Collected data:
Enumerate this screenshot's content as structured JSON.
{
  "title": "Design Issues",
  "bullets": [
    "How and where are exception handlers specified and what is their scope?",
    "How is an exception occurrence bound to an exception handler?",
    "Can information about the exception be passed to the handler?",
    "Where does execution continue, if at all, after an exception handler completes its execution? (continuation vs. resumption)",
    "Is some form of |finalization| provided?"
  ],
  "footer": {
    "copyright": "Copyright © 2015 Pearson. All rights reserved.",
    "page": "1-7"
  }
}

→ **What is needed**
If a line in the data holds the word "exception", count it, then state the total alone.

→ **Output for this exercise**
4